Website and app data records:
"""
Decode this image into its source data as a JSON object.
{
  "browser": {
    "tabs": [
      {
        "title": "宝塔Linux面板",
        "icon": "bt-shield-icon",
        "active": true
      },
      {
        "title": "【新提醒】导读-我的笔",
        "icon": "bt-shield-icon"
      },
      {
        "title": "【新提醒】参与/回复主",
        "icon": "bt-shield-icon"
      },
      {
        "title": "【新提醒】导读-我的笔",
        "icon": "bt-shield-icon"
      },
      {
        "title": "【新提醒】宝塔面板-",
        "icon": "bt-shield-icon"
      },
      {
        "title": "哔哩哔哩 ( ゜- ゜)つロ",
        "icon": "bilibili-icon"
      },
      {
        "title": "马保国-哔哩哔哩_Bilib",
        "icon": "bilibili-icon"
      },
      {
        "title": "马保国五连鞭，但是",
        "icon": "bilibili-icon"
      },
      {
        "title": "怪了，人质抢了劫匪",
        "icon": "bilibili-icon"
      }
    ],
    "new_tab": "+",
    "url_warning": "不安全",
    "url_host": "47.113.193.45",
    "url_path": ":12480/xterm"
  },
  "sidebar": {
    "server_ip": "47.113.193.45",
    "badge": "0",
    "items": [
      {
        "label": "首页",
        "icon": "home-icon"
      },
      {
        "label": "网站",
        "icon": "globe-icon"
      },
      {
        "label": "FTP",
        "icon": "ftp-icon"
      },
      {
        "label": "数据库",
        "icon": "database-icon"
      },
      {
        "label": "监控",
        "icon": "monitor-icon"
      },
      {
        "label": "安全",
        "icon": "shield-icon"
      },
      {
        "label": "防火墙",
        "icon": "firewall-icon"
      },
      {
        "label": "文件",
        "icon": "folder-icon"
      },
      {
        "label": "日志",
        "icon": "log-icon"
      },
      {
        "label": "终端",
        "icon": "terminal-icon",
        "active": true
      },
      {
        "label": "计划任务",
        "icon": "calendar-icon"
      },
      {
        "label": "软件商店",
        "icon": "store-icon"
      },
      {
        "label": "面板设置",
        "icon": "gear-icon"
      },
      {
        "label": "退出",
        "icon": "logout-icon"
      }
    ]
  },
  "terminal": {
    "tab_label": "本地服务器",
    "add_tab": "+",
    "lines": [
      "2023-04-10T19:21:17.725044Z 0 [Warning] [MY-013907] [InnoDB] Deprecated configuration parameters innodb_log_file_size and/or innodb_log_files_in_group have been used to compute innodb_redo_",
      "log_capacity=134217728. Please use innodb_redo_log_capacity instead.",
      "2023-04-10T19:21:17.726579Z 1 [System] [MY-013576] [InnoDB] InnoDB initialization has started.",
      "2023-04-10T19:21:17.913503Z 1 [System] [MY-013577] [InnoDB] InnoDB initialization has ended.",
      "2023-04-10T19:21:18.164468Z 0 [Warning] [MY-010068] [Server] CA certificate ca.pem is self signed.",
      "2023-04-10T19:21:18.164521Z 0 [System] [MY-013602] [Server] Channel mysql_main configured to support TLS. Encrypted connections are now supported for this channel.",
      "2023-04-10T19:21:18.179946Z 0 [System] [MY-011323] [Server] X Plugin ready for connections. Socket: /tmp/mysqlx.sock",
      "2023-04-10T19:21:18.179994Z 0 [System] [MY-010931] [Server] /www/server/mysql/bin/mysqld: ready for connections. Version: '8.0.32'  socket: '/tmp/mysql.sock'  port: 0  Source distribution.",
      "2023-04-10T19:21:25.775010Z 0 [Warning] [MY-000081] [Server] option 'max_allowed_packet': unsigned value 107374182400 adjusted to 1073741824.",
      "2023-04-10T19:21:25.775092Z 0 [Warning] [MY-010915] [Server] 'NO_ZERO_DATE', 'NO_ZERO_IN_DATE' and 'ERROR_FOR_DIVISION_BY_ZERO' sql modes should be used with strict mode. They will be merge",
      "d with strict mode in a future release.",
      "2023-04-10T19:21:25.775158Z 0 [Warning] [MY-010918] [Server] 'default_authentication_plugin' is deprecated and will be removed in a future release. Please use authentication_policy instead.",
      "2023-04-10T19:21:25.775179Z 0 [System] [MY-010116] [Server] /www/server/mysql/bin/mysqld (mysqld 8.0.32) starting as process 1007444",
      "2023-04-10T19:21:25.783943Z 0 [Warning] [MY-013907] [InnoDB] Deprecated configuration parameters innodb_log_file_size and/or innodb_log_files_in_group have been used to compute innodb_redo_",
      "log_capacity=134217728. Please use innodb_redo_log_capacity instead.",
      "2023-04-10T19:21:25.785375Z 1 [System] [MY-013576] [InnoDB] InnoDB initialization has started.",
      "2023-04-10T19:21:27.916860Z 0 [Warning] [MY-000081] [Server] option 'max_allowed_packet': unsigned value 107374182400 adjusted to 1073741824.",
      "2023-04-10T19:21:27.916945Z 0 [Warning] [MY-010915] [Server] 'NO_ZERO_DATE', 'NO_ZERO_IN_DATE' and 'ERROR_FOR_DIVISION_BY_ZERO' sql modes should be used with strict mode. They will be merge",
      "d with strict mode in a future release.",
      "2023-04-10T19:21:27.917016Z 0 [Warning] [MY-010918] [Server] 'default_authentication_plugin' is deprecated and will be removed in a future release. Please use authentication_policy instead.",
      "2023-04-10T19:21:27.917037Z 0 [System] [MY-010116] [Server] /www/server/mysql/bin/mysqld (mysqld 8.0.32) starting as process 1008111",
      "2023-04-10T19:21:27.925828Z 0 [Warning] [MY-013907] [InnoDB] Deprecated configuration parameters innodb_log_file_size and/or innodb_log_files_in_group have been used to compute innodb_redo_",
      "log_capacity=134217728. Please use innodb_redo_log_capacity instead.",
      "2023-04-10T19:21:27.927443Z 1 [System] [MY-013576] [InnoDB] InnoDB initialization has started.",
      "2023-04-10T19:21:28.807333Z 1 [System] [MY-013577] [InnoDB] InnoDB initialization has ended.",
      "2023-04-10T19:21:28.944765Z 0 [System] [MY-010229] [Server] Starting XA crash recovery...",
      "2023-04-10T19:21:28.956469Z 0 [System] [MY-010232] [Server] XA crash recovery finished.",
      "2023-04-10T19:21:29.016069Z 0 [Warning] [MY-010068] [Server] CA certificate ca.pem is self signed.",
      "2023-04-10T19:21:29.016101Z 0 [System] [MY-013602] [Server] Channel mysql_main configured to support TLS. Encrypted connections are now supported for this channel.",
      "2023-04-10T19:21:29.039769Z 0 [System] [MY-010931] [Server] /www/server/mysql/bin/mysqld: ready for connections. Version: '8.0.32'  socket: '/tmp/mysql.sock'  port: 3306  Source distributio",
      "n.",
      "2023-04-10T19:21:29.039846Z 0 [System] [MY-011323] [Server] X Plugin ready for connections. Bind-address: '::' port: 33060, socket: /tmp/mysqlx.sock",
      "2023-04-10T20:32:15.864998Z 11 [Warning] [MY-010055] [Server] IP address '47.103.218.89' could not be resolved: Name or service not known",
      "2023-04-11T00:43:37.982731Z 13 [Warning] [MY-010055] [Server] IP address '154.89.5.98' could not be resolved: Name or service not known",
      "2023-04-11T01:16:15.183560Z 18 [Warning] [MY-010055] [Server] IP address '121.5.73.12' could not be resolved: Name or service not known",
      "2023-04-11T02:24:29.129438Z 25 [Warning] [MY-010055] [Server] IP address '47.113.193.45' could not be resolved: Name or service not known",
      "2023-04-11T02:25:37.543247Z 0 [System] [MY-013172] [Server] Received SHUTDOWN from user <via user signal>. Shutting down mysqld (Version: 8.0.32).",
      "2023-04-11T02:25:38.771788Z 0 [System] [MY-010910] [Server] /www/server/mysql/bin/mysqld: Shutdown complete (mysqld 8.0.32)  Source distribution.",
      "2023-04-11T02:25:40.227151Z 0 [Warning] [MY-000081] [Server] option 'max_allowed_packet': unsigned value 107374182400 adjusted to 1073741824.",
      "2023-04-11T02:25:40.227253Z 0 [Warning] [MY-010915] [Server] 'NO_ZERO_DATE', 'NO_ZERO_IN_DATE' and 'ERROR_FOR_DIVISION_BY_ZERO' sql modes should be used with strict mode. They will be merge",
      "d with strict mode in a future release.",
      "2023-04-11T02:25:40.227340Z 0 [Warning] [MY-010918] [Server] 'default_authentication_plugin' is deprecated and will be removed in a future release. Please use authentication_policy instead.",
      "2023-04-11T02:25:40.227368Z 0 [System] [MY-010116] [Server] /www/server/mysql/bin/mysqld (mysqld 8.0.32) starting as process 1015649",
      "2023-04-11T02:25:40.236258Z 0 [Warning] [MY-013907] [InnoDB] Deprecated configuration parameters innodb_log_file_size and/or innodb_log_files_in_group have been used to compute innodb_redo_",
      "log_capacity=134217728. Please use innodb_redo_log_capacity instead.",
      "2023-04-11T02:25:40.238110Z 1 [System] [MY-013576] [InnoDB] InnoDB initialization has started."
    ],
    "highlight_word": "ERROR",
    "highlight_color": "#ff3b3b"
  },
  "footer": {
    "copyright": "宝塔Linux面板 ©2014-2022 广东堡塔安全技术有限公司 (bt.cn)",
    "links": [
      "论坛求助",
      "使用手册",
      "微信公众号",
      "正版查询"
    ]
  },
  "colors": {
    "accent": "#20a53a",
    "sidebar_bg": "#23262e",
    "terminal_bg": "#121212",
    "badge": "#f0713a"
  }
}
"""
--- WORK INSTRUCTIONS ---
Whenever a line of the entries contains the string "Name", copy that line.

--- TASK RESULT ---
      "2023-04-10T20:32:15.864998Z 11 [Warning] [MY-010055] [Server] IP address '47.103.218.89' could not be resolved: Name or service not known",
      "2023-04-11T00:43:37.982731Z 13 [Warning] [MY-010055] [Server] IP address '154.89.5.98' could not be resolved: Name or service not known",
      "2023-04-11T01:16:15.183560Z 18 [Warning] [MY-010055] [Server] IP address '121.5.73.12' could not be resolved: Name or service not known",
      "2023-04-11T02:24:29.129438Z 25 [Warning] [MY-010055] [Server] IP address '47.113.193.45' could not be resolved: Name or service not known",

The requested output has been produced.